A lineage is a corporation, in the sense that members feel to belong to the same body, are highly conscious of their group identity, and derive benefits from jointly owned property and shared resources.[3] Benefit derives from the surplus income of ancestral shrines and homes, which is reinvested by the managers or shared out in yearly dividends.[4] Benefit of belonging to a lineage can also be measured in terms of protection and patronage.[4] Ancestral temples also support local schools and engage in charitable work.[5]

Different lineages may develop through the opposite processes of fusion and segmentation.[6] They can also be dispersed and fragmented into "multi-lineage areas" or concentrated in one place, or "single-lineage area".[6]

Ancestral shrine

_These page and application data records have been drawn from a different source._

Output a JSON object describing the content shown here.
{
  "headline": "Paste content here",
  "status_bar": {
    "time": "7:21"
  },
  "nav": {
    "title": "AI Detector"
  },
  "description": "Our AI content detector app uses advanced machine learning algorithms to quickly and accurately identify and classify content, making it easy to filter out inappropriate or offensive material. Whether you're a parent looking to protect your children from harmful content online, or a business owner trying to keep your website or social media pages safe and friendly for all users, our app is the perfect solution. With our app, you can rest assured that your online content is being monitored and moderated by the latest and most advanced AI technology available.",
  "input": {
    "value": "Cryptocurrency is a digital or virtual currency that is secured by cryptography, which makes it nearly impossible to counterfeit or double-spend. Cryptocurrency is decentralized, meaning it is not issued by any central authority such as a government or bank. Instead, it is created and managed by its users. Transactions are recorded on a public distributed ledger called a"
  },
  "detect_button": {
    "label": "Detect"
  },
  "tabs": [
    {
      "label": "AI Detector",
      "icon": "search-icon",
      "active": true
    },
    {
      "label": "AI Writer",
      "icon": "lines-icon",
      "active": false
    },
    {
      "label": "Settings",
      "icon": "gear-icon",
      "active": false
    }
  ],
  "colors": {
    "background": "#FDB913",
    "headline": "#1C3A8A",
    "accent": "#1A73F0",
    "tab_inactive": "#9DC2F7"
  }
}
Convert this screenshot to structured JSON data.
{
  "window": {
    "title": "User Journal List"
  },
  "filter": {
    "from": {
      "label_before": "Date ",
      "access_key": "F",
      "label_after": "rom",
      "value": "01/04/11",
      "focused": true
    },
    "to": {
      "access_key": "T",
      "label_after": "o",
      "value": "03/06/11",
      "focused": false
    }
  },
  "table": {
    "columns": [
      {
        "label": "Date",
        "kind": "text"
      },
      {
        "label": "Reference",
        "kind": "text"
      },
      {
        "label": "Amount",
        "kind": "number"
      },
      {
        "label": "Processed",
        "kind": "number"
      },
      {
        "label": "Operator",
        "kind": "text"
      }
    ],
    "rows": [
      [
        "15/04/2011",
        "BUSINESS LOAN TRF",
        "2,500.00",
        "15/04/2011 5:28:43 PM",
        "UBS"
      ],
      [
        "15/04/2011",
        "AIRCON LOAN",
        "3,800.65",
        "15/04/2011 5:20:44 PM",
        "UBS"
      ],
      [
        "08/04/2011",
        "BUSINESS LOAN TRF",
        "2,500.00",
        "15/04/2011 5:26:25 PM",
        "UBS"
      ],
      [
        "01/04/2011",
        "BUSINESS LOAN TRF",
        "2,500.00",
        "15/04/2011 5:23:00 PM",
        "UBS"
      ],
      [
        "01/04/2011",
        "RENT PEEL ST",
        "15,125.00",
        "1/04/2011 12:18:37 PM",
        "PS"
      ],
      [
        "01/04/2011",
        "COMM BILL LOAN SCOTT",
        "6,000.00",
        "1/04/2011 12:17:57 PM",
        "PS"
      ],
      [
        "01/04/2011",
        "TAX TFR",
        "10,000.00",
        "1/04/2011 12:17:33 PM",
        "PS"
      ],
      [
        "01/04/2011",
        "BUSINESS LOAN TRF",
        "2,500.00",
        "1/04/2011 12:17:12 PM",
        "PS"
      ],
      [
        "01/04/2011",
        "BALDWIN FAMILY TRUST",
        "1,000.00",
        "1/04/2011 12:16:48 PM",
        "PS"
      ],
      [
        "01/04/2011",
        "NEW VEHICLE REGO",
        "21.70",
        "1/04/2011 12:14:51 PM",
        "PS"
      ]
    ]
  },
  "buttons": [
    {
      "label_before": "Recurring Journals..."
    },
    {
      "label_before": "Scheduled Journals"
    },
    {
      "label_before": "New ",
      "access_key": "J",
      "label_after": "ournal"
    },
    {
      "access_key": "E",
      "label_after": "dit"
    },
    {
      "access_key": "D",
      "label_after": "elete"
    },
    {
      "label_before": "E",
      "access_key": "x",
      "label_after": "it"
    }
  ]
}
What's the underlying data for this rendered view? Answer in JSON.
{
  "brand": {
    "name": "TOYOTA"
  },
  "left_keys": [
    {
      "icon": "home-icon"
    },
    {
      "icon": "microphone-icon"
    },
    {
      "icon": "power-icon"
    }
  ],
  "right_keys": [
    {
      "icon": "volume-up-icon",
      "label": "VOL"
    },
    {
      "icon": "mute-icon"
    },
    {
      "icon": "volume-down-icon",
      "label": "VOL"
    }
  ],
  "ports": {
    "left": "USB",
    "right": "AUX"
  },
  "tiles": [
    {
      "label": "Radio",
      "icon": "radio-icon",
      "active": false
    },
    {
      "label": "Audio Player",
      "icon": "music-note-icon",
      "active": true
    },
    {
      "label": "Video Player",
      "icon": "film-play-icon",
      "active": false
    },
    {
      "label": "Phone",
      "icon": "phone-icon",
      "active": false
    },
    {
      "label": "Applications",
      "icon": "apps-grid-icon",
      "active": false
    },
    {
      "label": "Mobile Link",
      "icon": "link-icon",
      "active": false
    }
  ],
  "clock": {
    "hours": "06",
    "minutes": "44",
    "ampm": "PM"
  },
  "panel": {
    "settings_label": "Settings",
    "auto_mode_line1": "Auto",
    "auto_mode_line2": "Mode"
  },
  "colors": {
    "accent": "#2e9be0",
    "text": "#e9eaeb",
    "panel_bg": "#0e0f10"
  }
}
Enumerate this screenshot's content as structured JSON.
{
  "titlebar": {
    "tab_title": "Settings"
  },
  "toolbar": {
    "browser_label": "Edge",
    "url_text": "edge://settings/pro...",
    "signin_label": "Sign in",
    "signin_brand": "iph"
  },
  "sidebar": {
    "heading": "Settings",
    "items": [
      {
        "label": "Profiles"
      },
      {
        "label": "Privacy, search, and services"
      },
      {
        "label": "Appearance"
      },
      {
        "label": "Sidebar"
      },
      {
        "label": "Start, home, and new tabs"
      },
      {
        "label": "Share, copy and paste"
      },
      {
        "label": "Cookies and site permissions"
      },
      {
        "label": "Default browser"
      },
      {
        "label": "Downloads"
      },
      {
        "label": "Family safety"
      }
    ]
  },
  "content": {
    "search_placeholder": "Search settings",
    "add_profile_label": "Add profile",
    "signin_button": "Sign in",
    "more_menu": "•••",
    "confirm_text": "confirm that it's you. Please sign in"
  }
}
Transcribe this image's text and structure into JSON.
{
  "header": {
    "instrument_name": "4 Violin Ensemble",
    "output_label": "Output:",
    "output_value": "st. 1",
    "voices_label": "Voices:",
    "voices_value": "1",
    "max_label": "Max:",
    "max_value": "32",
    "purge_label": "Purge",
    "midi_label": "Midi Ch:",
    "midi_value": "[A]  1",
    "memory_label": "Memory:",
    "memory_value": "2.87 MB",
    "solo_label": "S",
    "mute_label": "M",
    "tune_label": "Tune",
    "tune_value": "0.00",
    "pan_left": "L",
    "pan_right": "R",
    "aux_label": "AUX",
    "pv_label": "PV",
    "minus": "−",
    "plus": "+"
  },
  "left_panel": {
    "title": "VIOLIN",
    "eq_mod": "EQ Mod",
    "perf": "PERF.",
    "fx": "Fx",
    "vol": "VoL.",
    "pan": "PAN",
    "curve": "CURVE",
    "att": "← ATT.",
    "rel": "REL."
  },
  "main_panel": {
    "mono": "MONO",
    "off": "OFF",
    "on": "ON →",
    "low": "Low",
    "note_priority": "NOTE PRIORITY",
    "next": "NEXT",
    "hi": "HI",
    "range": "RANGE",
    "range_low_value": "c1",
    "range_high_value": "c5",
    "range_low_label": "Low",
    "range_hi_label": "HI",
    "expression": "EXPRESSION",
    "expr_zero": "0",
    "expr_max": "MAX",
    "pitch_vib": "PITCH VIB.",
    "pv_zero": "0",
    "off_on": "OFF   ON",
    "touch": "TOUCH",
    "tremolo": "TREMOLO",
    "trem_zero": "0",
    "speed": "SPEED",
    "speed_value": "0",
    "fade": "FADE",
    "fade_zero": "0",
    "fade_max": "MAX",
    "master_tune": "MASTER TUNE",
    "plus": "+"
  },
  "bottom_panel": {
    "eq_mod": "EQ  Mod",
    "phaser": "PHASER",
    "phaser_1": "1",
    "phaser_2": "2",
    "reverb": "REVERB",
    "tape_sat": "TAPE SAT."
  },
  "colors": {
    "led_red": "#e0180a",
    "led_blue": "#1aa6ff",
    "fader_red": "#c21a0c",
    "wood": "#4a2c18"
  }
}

Gé family ancestral shrine in Shantou, Guangdong.

Main article: Ancestral shrine

Ancestral temples or shrines are the congregation places of lineage associations, by whom they are built and managed. These temples are devoted to the worship of the progenitors of a certain kin, where the kin members meet and perform rites of unity and banquets.[2]


Consort kinship

In Imperial times, a consort kin was a kin with special status due to its connection with an emperor. Throughout Chinese history, consort kins have exercised great power at various times. There have been several usurpations of power by consorts, the most notable being the Han dynasty's Empress Dowager Lü (Chinese: 呂后; pinyin: Lǚ hòu), the Tang dynasty's Empress Wu (simplified Chinese: 武则天; traditional Chinese: 武則天; pinyin: Wǔ Zétiān; Pe̍h-ōe-jī: Bú Chek-thian), and the Qing dynasty's Empress Dowager Cixi (Chinese: 慈禧太后; pinyin: Cíxǐ tàihòu). The Han dynasty usurper Wang Mang was a nephew of the Grand Empress Dowager Wang.[citation needed]

Qing period

During the Qing dynasty, the imperial government encouraged Chinese kins to take up some quasi-governmental functions such as those involving social welfare and primary education.[citation needed]

See also



  1. ^ Scholar of Chinese traditional religion Liyong Dai uses the term "Confucclesia", "Confucian church".
  2. ^ a b Watson, 1982. pp. 595-597
  3. ^ Watson, 1982. p. 594
  4. ^ a b Watson, 1982. p. 600
  5. ^ Watson, 1982. pp. 601-602
  6. ^ a b Watson, 1982. pp. 604-609


  • Watson, James L. (December 1982). "Chinese Kinship Reconsidered: Anthropological Perspectives on Historical Research". China Quarterly. 92 (92): 589–622. doi:10.1017/S0305741000000965. JSTOR 653680. S2CID 145418707.
  • Tsai, Lily Lee (July 2002). "Cadres, Temple and Lineage Institutions, and Government in Rural China". The China Journal (48): 1–27. doi:10.2307/3182439. JSTOR 3182439. S2CID 147239659.
  • Cohen, Myron L. (August 1990). "Lineage Organization in North China". The Journal of Asian Studies. 49 (3): 509–534. doi:10.2307/2057769. JSTOR 2057769. S2CID 163489363.